What is Bronchitis?
Bronchitis or inflammation of the bronchi can occur commonly with viral infections. These respiratory viruses include respiratory syncytial virus, influenza viruses, etc. Few bacterial infections and tuberculosis can also cause bronchitis. Typically, it causes a productive cough and respiratory wheeze or stridor; these are the sounds that originate in the lower airway. Most of the time, bronchitis per say is rare, and it is usually associated with infection of the surrounding respiratory tract. Bronchitis in vulnerable patients such as infants, elderly, immunocompromised, with other co-morbidities can lead to more serious complications and a worse outcome. Bronchitis can be two forms based on the duration of symptoms. Acute bronchitis usually lasts for few weeks while chronic bronchitis symptoms last for more than 6 weeks. Long standing smoking can lead to chronic bronchitis due to the damage to bronchial mucosa. Treatment of bronchitis includes antibiotics, antivirals, bronchodilators and steroids as well as supportive measures such as steam inhalation and physiotherapy.
What is Upper Respiratory Infection?
Upper respiratory infections are very common, and we all have experienced at least few episodes during our lives.In most cases, upper respiratory infections are caused by respiratory viruses such as adenovirus and coronavirus. Common symptoms include a runny nose, sneezing, nasal block as well as systemic symptoms such as fever, myalgia. Upper respiratory infections are spread by respiratory droplets and through direct contact with respiratory secretions of an affected person. Usually, upper respiratory infections are self-limiting. However, symptomatic treatment such as antihistamines, steroids may be required during the course of the illness. Upper respiratory infections are commonly acquired in crowded places and communities.

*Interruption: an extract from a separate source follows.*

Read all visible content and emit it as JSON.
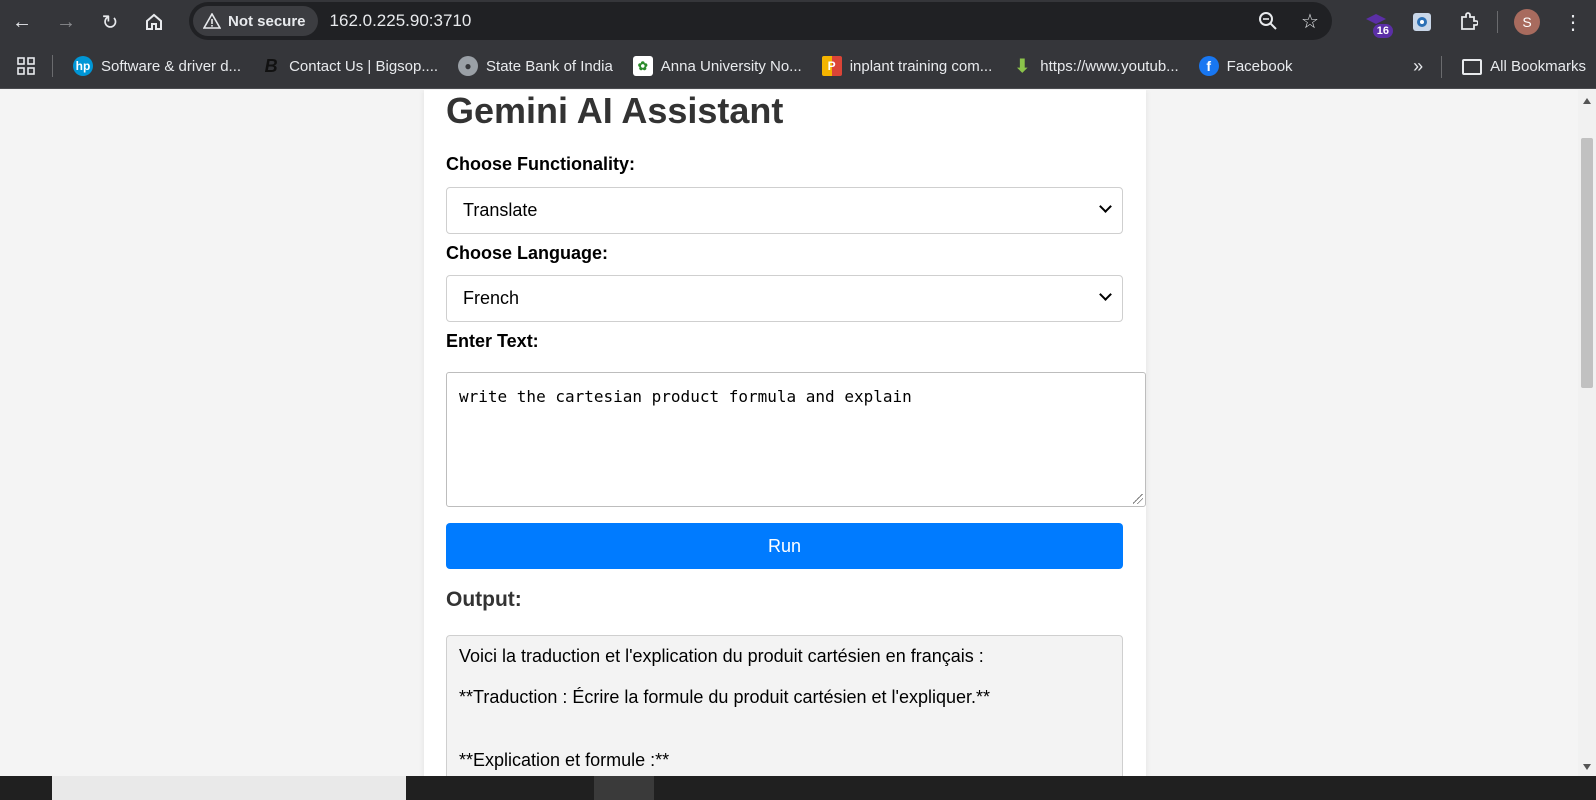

What is the difference Between Bronchitis and Upper Respiratory Infection?
Definition of Bronchitis and Upper Respiratory Infection
Bronchitis: Bronchitis is the inflammation of the mucous membrane of the bronchi.
Upper respiratory tract infection: Upper respiratory tract infection is infection in nose, sinuses, pharynx or larynx.
Characteristics of Bronchitis and Upper Respiratory Infection
Bronchitis: Bronchitis causes inflammations of the lower respiratory tract.
Upper respiratory tract infection: Upper respiratory tract infection affects upper airway tract including the nose, sinuses, pharynx or larynx.
Bronchitis: Bronchitis mainly causes lower respiratory tract symptoms including productive cough, respiratory wheeze or stridor.
Upper respiratory tract infection: Upper respiratory tract infections causes sneezing, nasal congestion, runny nose, etc.
Duration of symptoms
Bronchitis: Bronchitis symptoms can last for weeks as it takes time to repair damaged mucosa.
Upper respiratory tract infection: Upper respiratory tract infections usually last only for few days, and it is self-limiting.
Bronchitis: For bronchitis, smoking is a well-known risk factor. It can directly damage respiratory mucosa, and damaged mucosa is vulnerable to get infections.
Upper respiratory tract infection: Upper respiratory tract infections are common in crowded communities as well as with poor housing facilities.
Bronchitis: Bronchitis usually need specific treatment such as antibiotics and bronchodilators.
Upper respiratory tract infection: Mild upper respiratory tract infections usually do not require any treatment.
Bronchitis: For bronchitis smoking cessation is important in the prevention.
Upper respiratory tract infection: Good hand hygiene in an important measure to prevent upper respiratory tract infection.Reference: bronchitis. (n.d.) Farlex Partner Medical Dictionary. (2012). Retrieved August 28 2015 from http://medical-dictionary.thefreedictionary.com/bronchitis Image Courtesy: “Bronchitis” by National Heart Lung and Blood Institute – National Heart Lung and Blood Institute. (Public Domain) via Commons “Blausen gallery 2014”. Wikiversity Journal of Medicine. DOI:10.15347/wjm/2014.010. ISSN 20018762. – Own work.(CC BY 3.0) via Commons